Having exhausted other avenues, the Annapolis chapter of the Benevolent and Protective Order of the Elks is now prepared to challenge in court a newly-minted Annapolis law denying liquor licenses to private clubs with discriminatory bylaws. The suit asserts the city has stepped outside its authority in making liquor laws more restrictive than the state requires and that the law is unconstitutional because it excludes religious groups.
This action seems predicated less on true conviction than pressing practicalities. The all-male group, albeit reluctantly, is willing to change its bylaws to admit women. In fact, it petitioned its national leadership for permission to do so. When that failed, the lodge considered selling its Rowe Boulevard building and moving to the county, but couldn't find a buyer. Thus, by default the matter is headed for Anne Arundel County Circuit Court.
Neither side is eager to square off before a judge and both still want a compromise. We hope this does not include the city backing away from the statute. Tolerance is not something that can be legislated. But there is nothing wrong with using the law as a wedge to effect desirable social change.
In 1984, the Supreme Court ruled that the U.S. Jaycees could not exclude women from full membership. In that case, Justice William J. Brennan Jr. wrote that freedom of association might justifiably be infringed upon "by regulations adopted to serve compelling state interests." Already, the Annapolis law has met with some success. The previously all-male, all-white Annapolis Yacht Club, for example, last year opened its doors to the late Dr. Aris T. Allen.
That the new law puts the Annapolis lodge in a bind is unfortunate, but it should not be cast aside simply because it makes life difficult for the city's largest private club. For all its charity work, the club is a civic group with a long history of exclusionary policies. Admitting women, say some members, would destroy the lodge's tradition of brotherhood. The group claims blacks are welcome, but have shown no interest. Yet Annapolis has a separate, majority-black chapter.
The struggle between tradition and universal access is an old one that is rightly shaped by progressive legislation. What the Elks are confronted with is a choice of opening its doors to women or closing its liquor operation. The group presses its case by stressing that its liquor sales bankroll much of its charity work.
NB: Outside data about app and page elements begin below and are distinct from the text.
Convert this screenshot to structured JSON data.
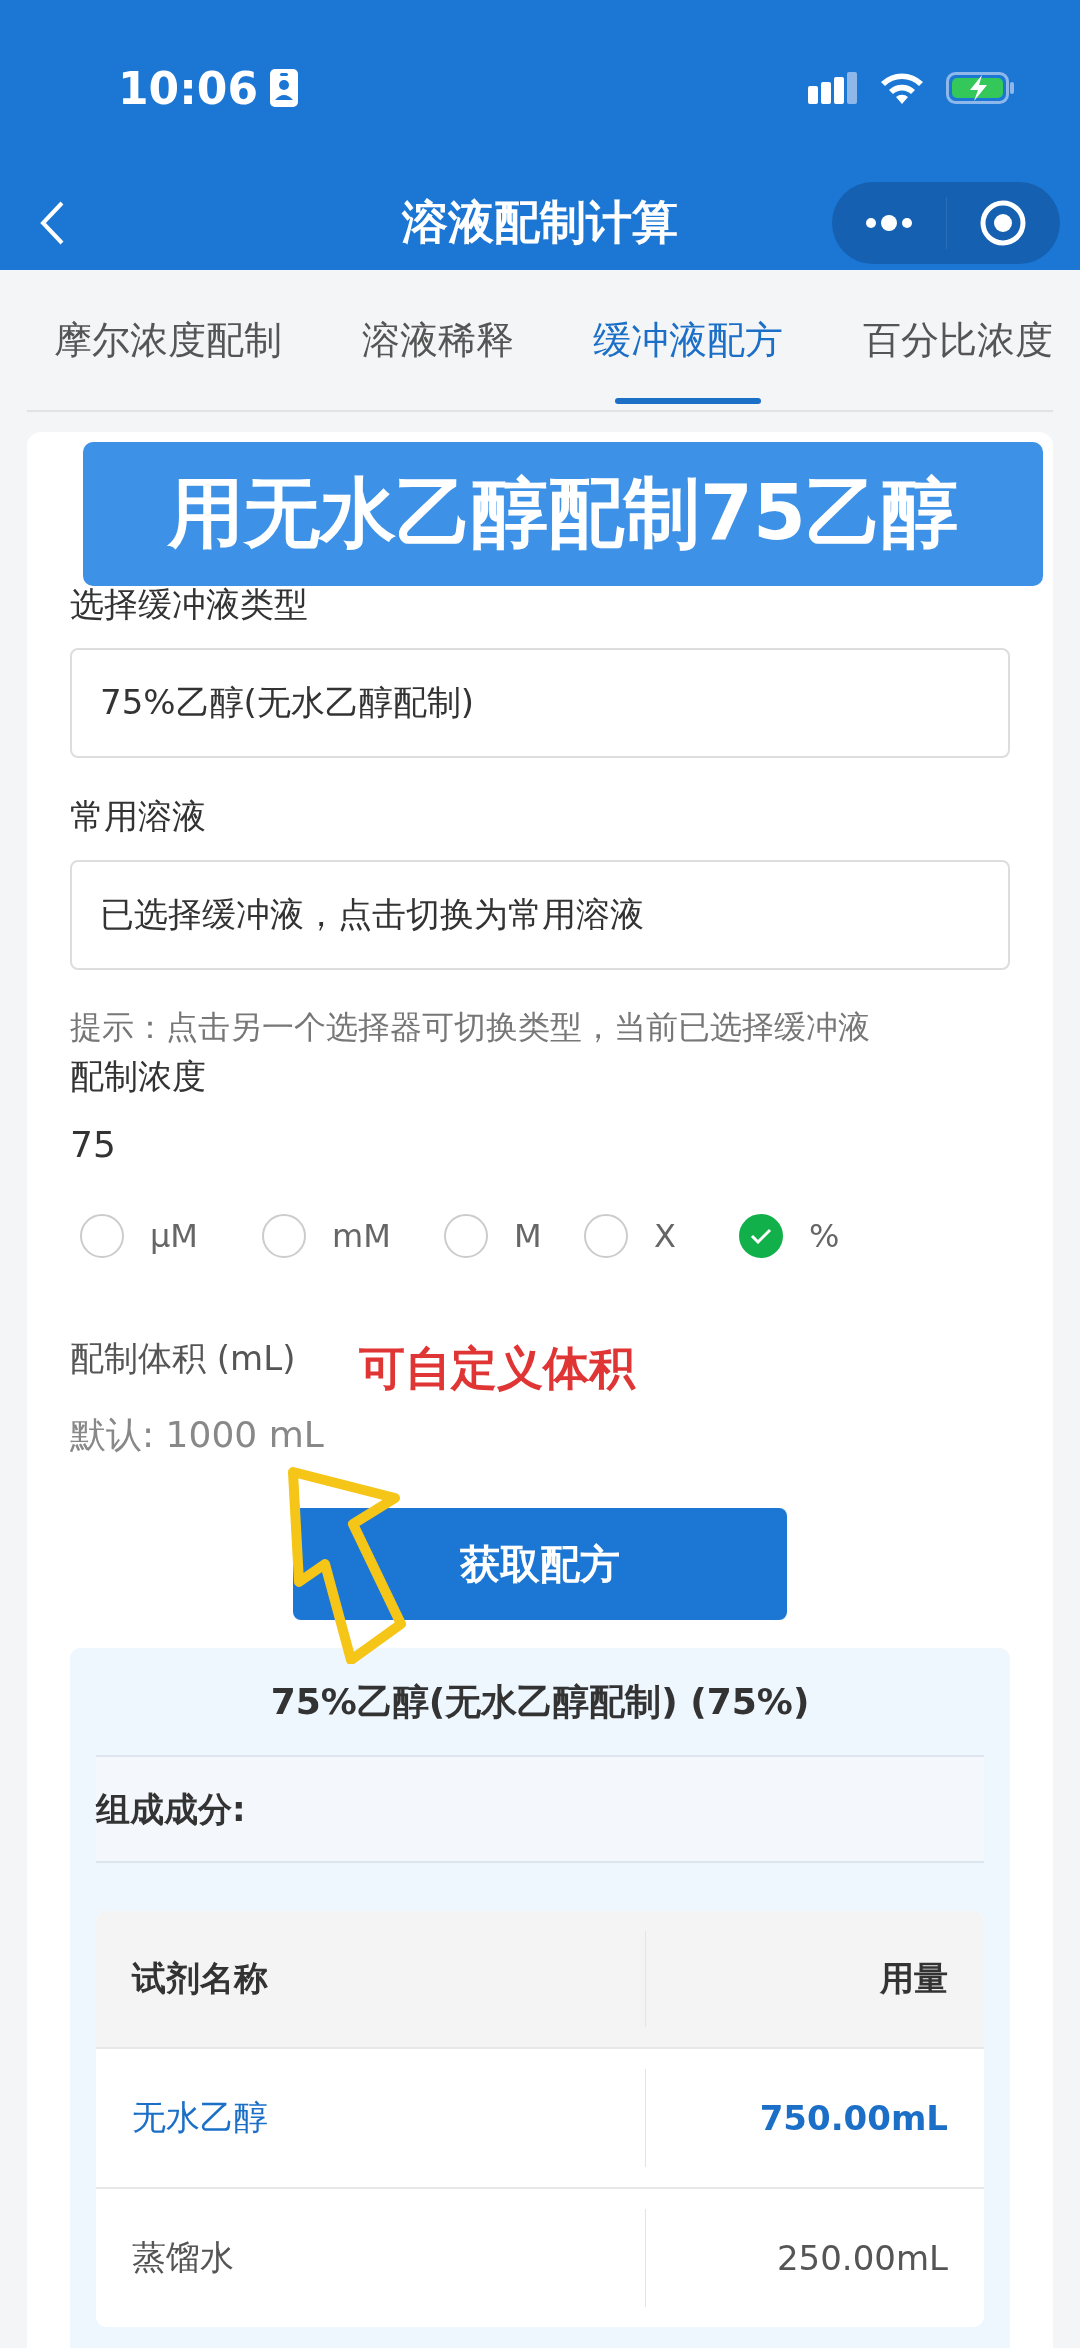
{
  "status_bar": {
    "time": "10:06"
  },
  "nav": {
    "title": "溶液配制计算"
  },
  "tabs": [
    {
      "label": "摩尔浓度配制",
      "selected": false
    },
    {
      "label": "溶液稀释",
      "selected": false
    },
    {
      "label": "缓冲液配方",
      "selected": true
    },
    {
      "label": "百分比浓度",
      "selected": false
    }
  ],
  "banner": {
    "text": "用无水乙醇配制75乙醇"
  },
  "form": {
    "buffer_type": {
      "label": "选择缓冲液类型",
      "value": "75%乙醇(无水乙醇配制)"
    },
    "common_solution": {
      "label": "常用溶液",
      "value": "已选择缓冲液，点击切换为常用溶液"
    },
    "hint": "提示：点击另一个选择器可切换类型，当前已选择缓冲液",
    "concentration": {
      "label": "配制浓度",
      "value": "75"
    },
    "units": [
      {
        "label": "µM",
        "selected": false
      },
      {
        "label": "mM",
        "selected": false
      },
      {
        "label": "M",
        "selected": false
      },
      {
        "label": "X",
        "selected": false
      },
      {
        "label": "%",
        "selected": true
      }
    ],
    "volume": {
      "label": "配制体积 (mL)",
      "placeholder": "默认: 1000 mL"
    },
    "annotation": "可自定义体积",
    "button": "获取配方"
  },
  "result": {
    "title": "75%乙醇(无水乙醇配制) (75%)",
    "section": "组成成分:",
    "columns": [
      "试剂名称",
      "用量"
    ],
    "rows": [
      {
        "name": "无水乙醇",
        "amount": "750.00mL",
        "highlighted": true
      },
      {
        "name": "蒸馏水",
        "amount": "250.00mL",
        "highlighted": false
      }
    ]
  }
}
Yet city officials would be setting the worst of examples by changing the law to accommodate a single, albeit powerful, social group. The lodge's real fight is not with the city of Annapolis, but with the national organization, which insists on clinging to old biases.